Rhiannon Parry Thompson is a former National Childbirth Trust Trustee and Honorary Secretary.  She’s an active environmentalist:  a Green trade union branch rep and a member of Catholic Concern for Animals. She has a strong commitment to interfaith relations and is the Catholic Church representative on her local Christian Aid Committee. She has an interest in regional and indigenous languages and cultures and is a Welsh and Cornish languages learner. She is a university and an adult education teacher.

 

Mary Varley is a recent recruit to the core team and a former social worker who is appalled by the extent to which the abuse of power is endemic in the worldwide institutional church.

She is deeply ashamed to be part of a church where the betrayal of children, young people and adults violates everything that Jesus teaches us. She joined Root and Branch to work for the transformation of structures and culture to make the church a place of safety for all.  

 

Sue Williamson is a retired prison and university tutor. Her specialism has been working with those who struggle with basic literacy skills in schools and prisons and with those who have neurodiversity issues at university. Sue felt called to priesthood in her teens, being heavily influenced by radical theological friends and Therese of Lisieux who also felt called to priesthood. Her particular interest is in feminist theology, participative liturgy and in the theology of the Eucharist, and her spirituality is now focused around the Lay Fraternities of Charles de Foucauld. She has been an editor of All Year Round, an ecumenical worship publication funded by Churches Together in Britain and Ireland, is a founder member of Catholic Women’s Ordination (CWO) and their delegate for Women's Ordination Worldwide (WOW). Having attended various national and international Women's Synods, she believes strongly in synodality and in working ecumenically. She welcomes the way in which Root and Branch has opened so many avenues to so many who feel on the fringes of the Church.

 

Thanks

And our huge thanks to all those who’ve donated so generously since we began our Journey of Discernment back in October 2020, and to all our families for supporting us.
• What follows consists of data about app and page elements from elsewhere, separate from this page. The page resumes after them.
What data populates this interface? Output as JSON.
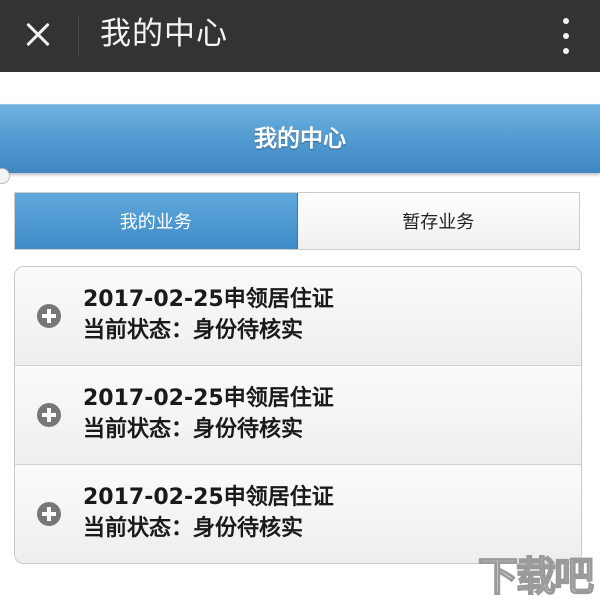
{
  "topbar": {
    "title": "我的中心"
  },
  "header": {
    "title": "我的中心"
  },
  "tabs": [
    {
      "label": "我的业务",
      "active": true
    },
    {
      "label": "暂存业务",
      "active": false
    }
  ],
  "list": {
    "items": [
      {
        "title": "2017-02-25申领居住证",
        "status": "当前状态：身份待核实"
      },
      {
        "title": "2017-02-25申领居住证",
        "status": "当前状态：身份待核实"
      },
      {
        "title": "2017-02-25申领居住证",
        "status": "当前状态：身份待核实"
      }
    ]
  },
  "watermark": {
    "text": "下载吧"
  },
  "icons": {
    "close": "close-icon",
    "more": "more-vertical-icon",
    "expand": "plus-circle-icon"
  },
  "colors": {
    "topbar_bg": "#333334",
    "header_accent": "#4f98cf",
    "active_tab": "#4a97d2"
  }
}
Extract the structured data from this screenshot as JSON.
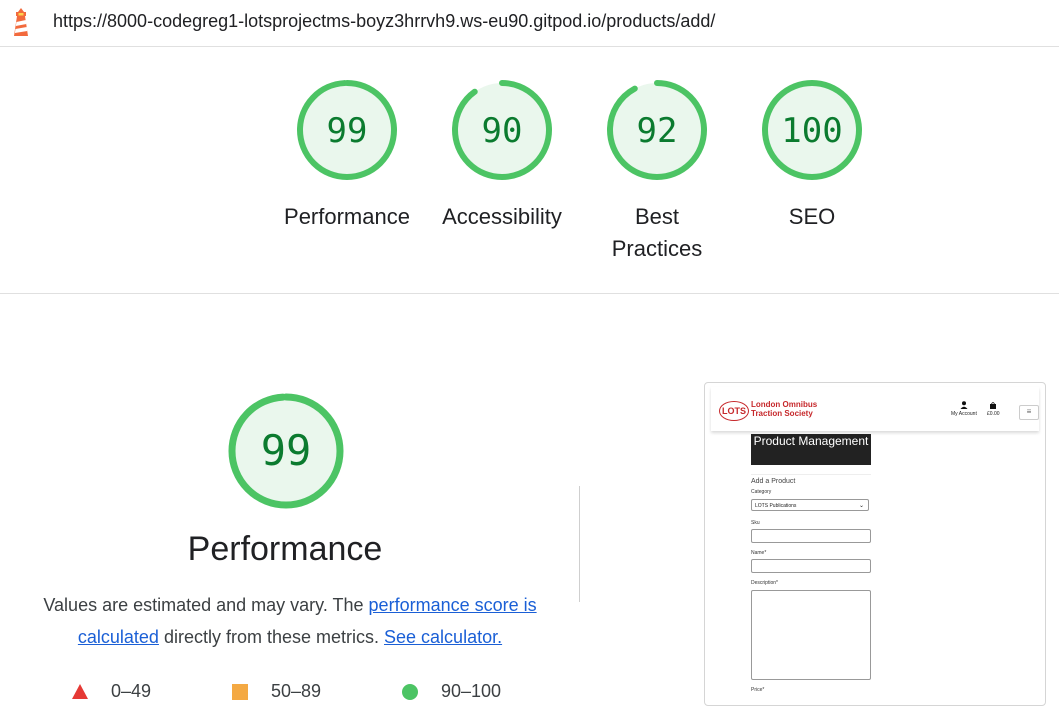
{
  "address_bar": {
    "url": "https://8000-codegreg1-lotsprojectms-boyz3hrrvh9.ws-eu90.gitpod.io/products/add/"
  },
  "summary_gauges": [
    {
      "score": "99",
      "value": 99,
      "label": "Performance"
    },
    {
      "score": "90",
      "value": 90,
      "label": "Accessibility"
    },
    {
      "score": "92",
      "value": 92,
      "label": "Best Practices"
    },
    {
      "score": "100",
      "value": 100,
      "label": "SEO"
    }
  ],
  "performance": {
    "score": "99",
    "value": 99,
    "title": "Performance",
    "desc_text_1": "Values are estimated and may vary. The ",
    "link_score": "performance score is calculated",
    "desc_text_2": " directly from these metrics. ",
    "link_calculator": "See calculator."
  },
  "legend": [
    {
      "range": "0–49",
      "icon": "red-triangle-icon",
      "color": "#e53935"
    },
    {
      "range": "50–89",
      "icon": "orange-square-icon",
      "color": "#f4a943"
    },
    {
      "range": "90–100",
      "icon": "green-circle-icon",
      "color": "#4cc464"
    }
  ],
  "colors": {
    "pass_stroke": "#4cc464",
    "pass_fill": "#eaf7ed",
    "pass_text": "#0b7b2f",
    "link": "#1a5fd6"
  },
  "preview": {
    "logo_text": "LOTS",
    "brand_line1": "London Omnibus",
    "brand_line2": "Traction Society",
    "my_account": "My Account",
    "bag_total": "£0.00",
    "page_title": "Product Management",
    "subtitle": "Add a Product",
    "category_label": "Category",
    "category_value": "LOTS Publications",
    "sku_label": "Sku",
    "name_label": "Name*",
    "description_label": "Description*",
    "price_label": "Price*"
  }
}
Particular thanks to Penelope’s husband Jon Rosebank, also to Geoffrey Thompson and Tony Ring and to the few core team members who feel too humble to be on this programme.

 

We wouldn’t have managed to get this hybrid Root & Branch Synod off the ground without our technical wizard:
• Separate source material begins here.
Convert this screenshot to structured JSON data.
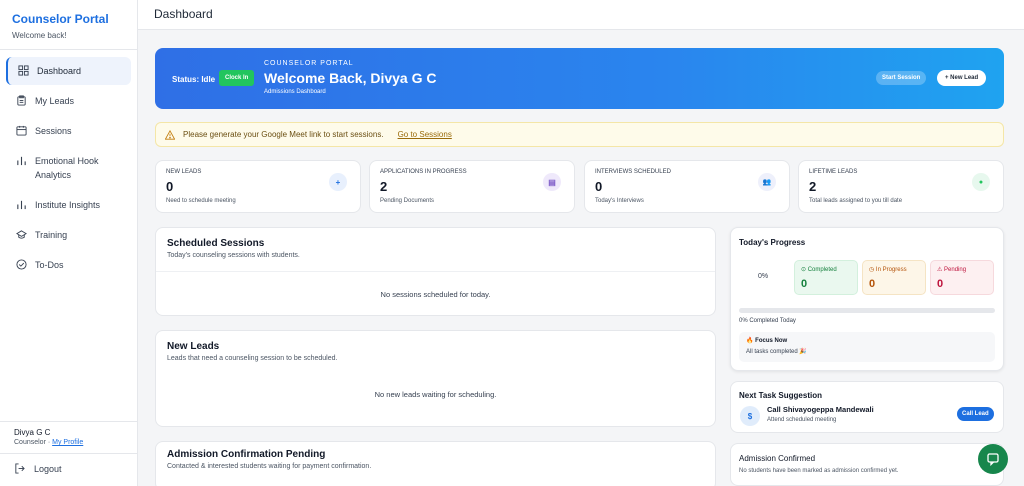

Peter Agius has a life-long connection to the Benedictines of Downside and Worth Abbeys, and a family connection going back to the monks in Ramsgate in 1870.  In the 1970s he discovered the Worth Abbey Lay Community and at the same time started a near 50-year friendship with Mary Ring.   He was a resident in the community 1976-77, leaving to settle in Havant after marrying in the Abbey Church. Then he rediscovered the Lay Community in the 90s before it became the Lay Community of St Benedict (LCSB) in 2003.  A career in electronics and software, coupled with being webmaster for the LCSB for 8 years, has taken an unexpected direction through lockdown as he helped develop an ecumenical and inclusive on-line saying of the Divine Office for the LCSB, which now sees many members meeting four times a day on-line for prayer.  He is now Administrator for the LCSB and currently balancing that role with IT Management of the Synod.  After 40 years in electronics he is looking forward to taking the message of St Benedict to the world and working in conference and website management in his twilight years.

 

Designer Valentina Ring, website manager Vanessa Labrie, video editor Annie Edwards. Jade Strain’s assistance with Mailchimp and Jillian Dempsey’s eye on accounting have also been invaluable. Nikki Gwatkin at the Holiday Inn, Filton, has been supportive throughout.

 

Finally thank you to the many, many people (far more than we realise we’re told) who have been praying for us. We will continue to need your prayers as we take The Bristol Text forward and as Root & Branch continues to reach out, to listen and to grow. It’s been a privilege.